#72 in my ranking of John Ford’s filmography.
This is the dangerous part of not worrying too much about the pieces that feed into your ending. Yes, everything in the ending was set up, but the first bulk of the film is so overstuffed, unfocused, and downright dull that the fact that the ending is a fulfillment of the rest of the story ends up not meaning all that much. The story was simply not that interesting to begin with. This is an increasingly rare misstep in Ford’s burgeoning career.
Born Reckless tells the story of Louis Beretti (Edmund Lowe), a low-level hood in his little corner of New York City. He and his friends run a small time racket, mostly trying to rob jewelry stores. I will say one thing about this film: it’s opening shot is great, just absolutely great. It’s a tracking shot that follows a truck full of soldiers heading off to join in the fight in Europe singing “Over There”, the perennial soldierly anthem of World War I, continuing forward after the truck turns to the right, and we see the lookout man in front of the jewelry store. This is strong, economical, and visual filmmaking and storytelling that’s creating a stark impression of the contrast between the young men going off to war and the young men staying behind to commit crimes.

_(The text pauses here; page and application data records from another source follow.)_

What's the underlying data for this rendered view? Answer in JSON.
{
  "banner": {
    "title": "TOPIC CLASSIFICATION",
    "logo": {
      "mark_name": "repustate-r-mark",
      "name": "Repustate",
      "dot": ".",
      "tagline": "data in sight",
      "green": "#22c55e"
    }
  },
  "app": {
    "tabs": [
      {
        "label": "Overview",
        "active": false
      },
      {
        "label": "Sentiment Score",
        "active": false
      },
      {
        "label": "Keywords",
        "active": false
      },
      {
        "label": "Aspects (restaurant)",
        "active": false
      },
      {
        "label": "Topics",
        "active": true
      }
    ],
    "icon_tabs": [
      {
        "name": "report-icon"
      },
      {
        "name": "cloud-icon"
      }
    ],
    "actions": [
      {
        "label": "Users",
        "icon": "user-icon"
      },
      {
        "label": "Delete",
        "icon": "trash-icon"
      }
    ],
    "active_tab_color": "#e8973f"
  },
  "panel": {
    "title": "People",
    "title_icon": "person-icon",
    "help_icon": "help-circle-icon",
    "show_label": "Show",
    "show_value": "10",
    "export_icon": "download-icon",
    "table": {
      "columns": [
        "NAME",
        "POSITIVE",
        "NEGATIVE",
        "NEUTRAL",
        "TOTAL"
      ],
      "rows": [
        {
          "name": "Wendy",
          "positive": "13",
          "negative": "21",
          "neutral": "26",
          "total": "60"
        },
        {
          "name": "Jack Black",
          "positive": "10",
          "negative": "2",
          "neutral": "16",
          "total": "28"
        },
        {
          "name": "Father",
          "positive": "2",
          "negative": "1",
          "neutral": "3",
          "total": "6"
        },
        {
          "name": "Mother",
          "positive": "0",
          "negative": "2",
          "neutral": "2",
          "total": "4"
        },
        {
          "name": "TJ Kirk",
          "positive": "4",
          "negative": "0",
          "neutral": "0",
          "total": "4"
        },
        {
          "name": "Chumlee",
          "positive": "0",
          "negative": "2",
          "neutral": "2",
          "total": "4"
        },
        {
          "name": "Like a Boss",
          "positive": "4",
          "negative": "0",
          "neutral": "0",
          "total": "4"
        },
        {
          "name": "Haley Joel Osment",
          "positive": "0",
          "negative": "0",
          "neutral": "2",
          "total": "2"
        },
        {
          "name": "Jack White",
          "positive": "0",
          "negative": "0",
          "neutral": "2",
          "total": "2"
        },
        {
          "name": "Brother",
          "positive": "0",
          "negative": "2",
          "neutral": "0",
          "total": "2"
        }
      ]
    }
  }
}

The heist gets aborted when their wheelman attracts too much attention, and they get away safe. Louis heads home where his immigrant mother and father, speaking in broken English with Italian accents, welcome him home with open arms while his kid sister, Rosa (Marguerite Churchill) is hosting a young man in the other room. The young man is hoping to marry Rosa, and Louis needs to take him to his friends to size him up, much to the dismay of one of his gang who had had sights on Rosa. The police pick Louis and some of his gang up, though, and in a move that seems like only could happen in a movie, the judge sends Louis to fight on the front lines of the war, keeping any charges in limbo until he returns.
The movie then becomes a World War I soldiering movie, complete with an introduction to the loosest and most information start to basic training I’ve ever seen, baseball in France, and a hurried battle scene that’s more a collection of moments than anything. And before you know it, we’re back to New York.
This movie really does take on way too much. I thought the film was going to stay in France for the bulk of the film when it came up. It made sense. It would be the personal journey of a young, listless, and criminal man learning duty and honor in the service of his country, but it’s over before we get a sense of much of anything.
Louis comes back, falls for the sister of a friend he made back in France but she’s due to marry someone else. He ends up running a huge nightclub somehow while his old gang kind of just remain in the old neighborhood. There’s a kidnapping plot introduced with about twenty minutes left, an assassination, and the ending really does use all the elements that came before. However, none of that matters because by the halfway point I was just bored by what I was watching.
Nothing was connecting. We just kept jumping from one storyline to another. It never felt like we were following one man on a journey with an emotional core. It was just a series of scene strung together and cut down to the bone. So, the mechanics of the story are there, but the emotional hook is missing.
Born Reckless is more of what I expected from this era of Ford when I started. There’s a technical polish obviously present in terms of the production, but ultimately it’s a poorly written and rushed affair that doesn’t really highlight Ford’s strengths all that well. This is a disappointment considering the strength of the films that have come before it, warts and all. This is mostly just warts.